Stobrod’s return and his connection with a community of outliers both disrupts the calm continuity of the women’s lives and shows the novel’s thematic opposition between the natural and man-made worlds. His sudden appearance at the fodder crib reminds Ada and Ruby that not all events may be explained by reference to the natural world—they had assumed that a small creature had been stealing their corn—but instead that men can manipulate, change, and sometimes threaten. Although Ruby is wary of helping her father, Ada’s generosity in sharing food with Stobrod shows her new openness of character and interest in her friend’s family.

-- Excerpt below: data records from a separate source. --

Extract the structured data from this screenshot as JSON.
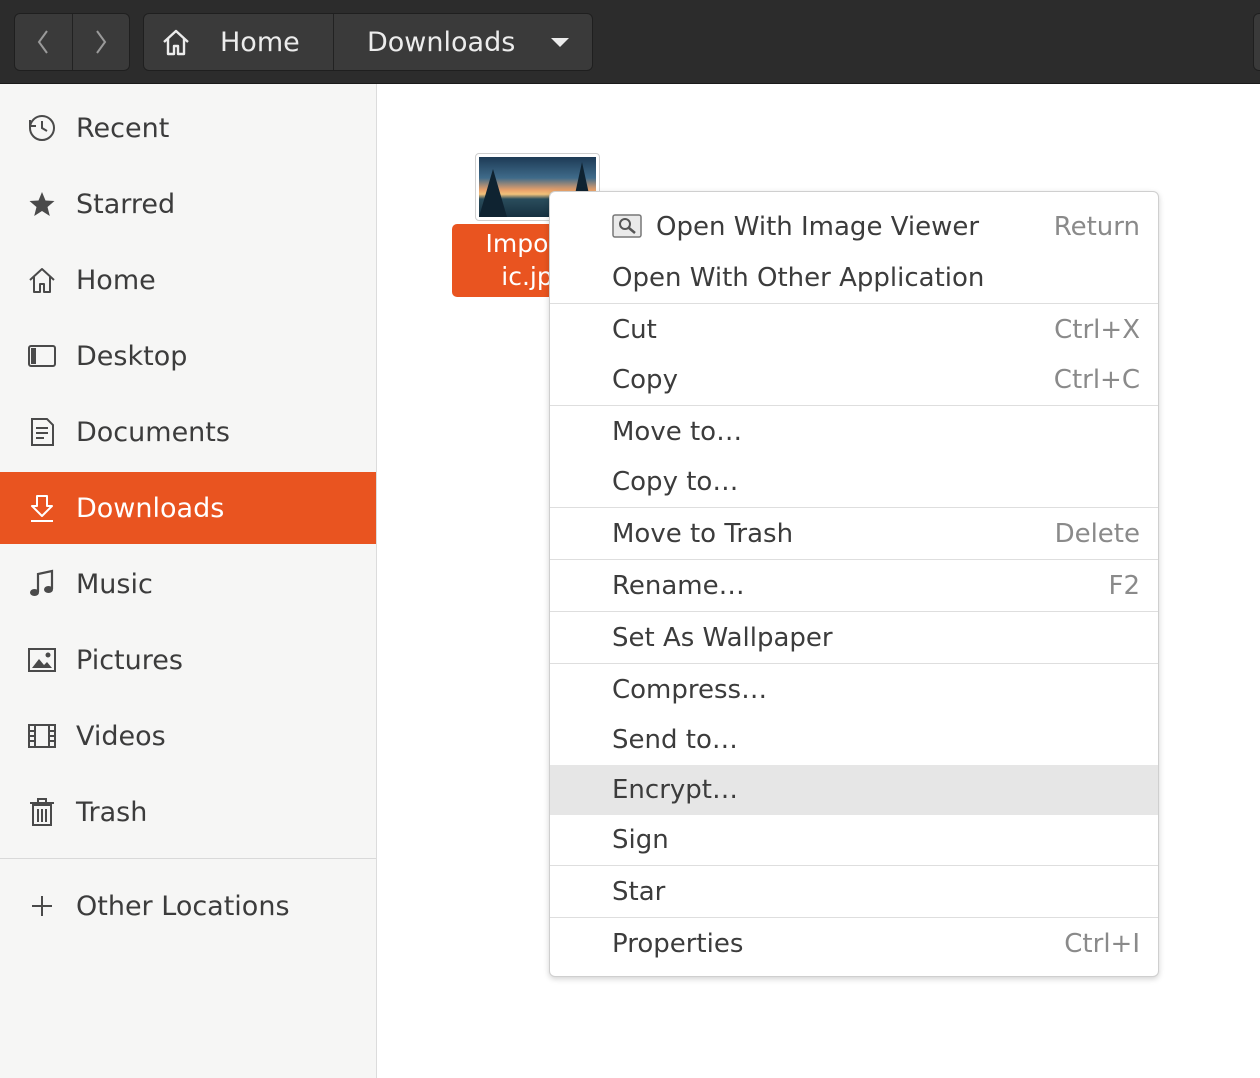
{
  "header": {
    "path": [
      {
        "label": "Home",
        "icon": "home-icon"
      },
      {
        "label": "Downloads",
        "icon": "chevron-down-icon"
      }
    ]
  },
  "sidebar": {
    "items": [
      {
        "label": "Recent",
        "icon": "clock-icon"
      },
      {
        "label": "Starred",
        "icon": "star-icon"
      },
      {
        "label": "Home",
        "icon": "home-icon"
      },
      {
        "label": "Desktop",
        "icon": "desktop-icon"
      },
      {
        "label": "Documents",
        "icon": "document-icon"
      },
      {
        "label": "Downloads",
        "icon": "download-icon",
        "active": true
      },
      {
        "label": "Music",
        "icon": "music-note-icon"
      },
      {
        "label": "Pictures",
        "icon": "picture-icon"
      },
      {
        "label": "Videos",
        "icon": "film-icon"
      },
      {
        "label": "Trash",
        "icon": "trash-icon"
      }
    ],
    "other_locations": {
      "label": "Other Locations",
      "icon": "plus-icon"
    }
  },
  "file": {
    "name_line1": "Import",
    "name_line2": "ic.jp"
  },
  "context_menu": {
    "items": [
      {
        "label": "Open With Image Viewer",
        "accel": "Return",
        "icon": "image-viewer-icon"
      },
      {
        "label": "Open With Other Application",
        "accel": ""
      },
      {
        "label": "Cut",
        "accel": "Ctrl+X"
      },
      {
        "label": "Copy",
        "accel": "Ctrl+C"
      },
      {
        "label": "Move to…",
        "accel": ""
      },
      {
        "label": "Copy to…",
        "accel": ""
      },
      {
        "label": "Move to Trash",
        "accel": "Delete"
      },
      {
        "label": "Rename…",
        "accel": "F2"
      },
      {
        "label": "Set As Wallpaper",
        "accel": ""
      },
      {
        "label": "Compress…",
        "accel": ""
      },
      {
        "label": "Send to…",
        "accel": ""
      },
      {
        "label": "Encrypt…",
        "accel": "",
        "hovered": true
      },
      {
        "label": "Sign",
        "accel": ""
      },
      {
        "label": "Star",
        "accel": ""
      },
      {
        "label": "Properties",
        "accel": "Ctrl+I"
      }
    ]
  },
  "colors": {
    "accent": "#e95420",
    "headerbar": "#2c2c2c",
    "sidebar_bg": "#f6f6f5",
    "menu_hover": "#e6e6e6"
  }
}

One way that the novel follows through on its exploration of the differences between man-made and natural phenomena is by focusing on music, which plays an important role in these chapters. Stobrod’s repertoire of 900 fiddle tunes foregrounds the motif of sound and harmony that runs through the text. Ruby’s father talks about the tune he played to the dying girl, a melody that has now become a “habit” and that serves to give “order and meaning to a day’s end.” Ada finds it remarkable that music has redeemed Stobrod, even if this is only a partial redemption, and remains optimistic that everyone can make something of his or her life. Frazier shows how Stobrod has found something to give his life meaning, a thing for which both Ada and Inman are searching. Music also appears as a backdrop to Ada and Ruby’s natural environment. The dry scratching of the leaves in the trees is much like the snake rattle in Stobrod’s fiddle, although it does not carry the same sense of alarm or warning.
Music is similarly important in the “bride bed full of blood” chapter. Sara’s singing holds Inman’s attention because the words of her lullabies are full of pain and horror. Frazier suggests that, because tragedy is all Sara has known, it is all that she can sing about. Inman interprets her singing as a sign of her bravery. He identifies in it a touch of the “specter world,” a comment that calls to mind his belief in an invisible world. The routine that Inman and Sara develop—of lying beside each other in Sara’s bed like husband and wife—is both powerful and pathetic. It symbolizes a comfortable and content domesticity that Sara never again will know. Once again, Inman’s journey draws him into a world of pain in which he bears witness to the sadness and hopelessness of other people’s lives.
However, Inman is prepared to act as well as to listen. Inman realizes that he has to kill the three Federal soldiers so that Sara and her baby won’t starve. Although this act troubles Inman, he recognizes that he has suffered and seen worse acts committed in the name of war. Just as Inman killed the immoral Junior in “to live like a gamecock,” here he brings retribution to the Federal soldiers. Frazier casts his protagonist in the light of an avenger concerned with equalizing some of life’s inequalities. Inman’s acts prove that he has not lost the warrior instinct that preserved him in battle and that now fires his determination to return home.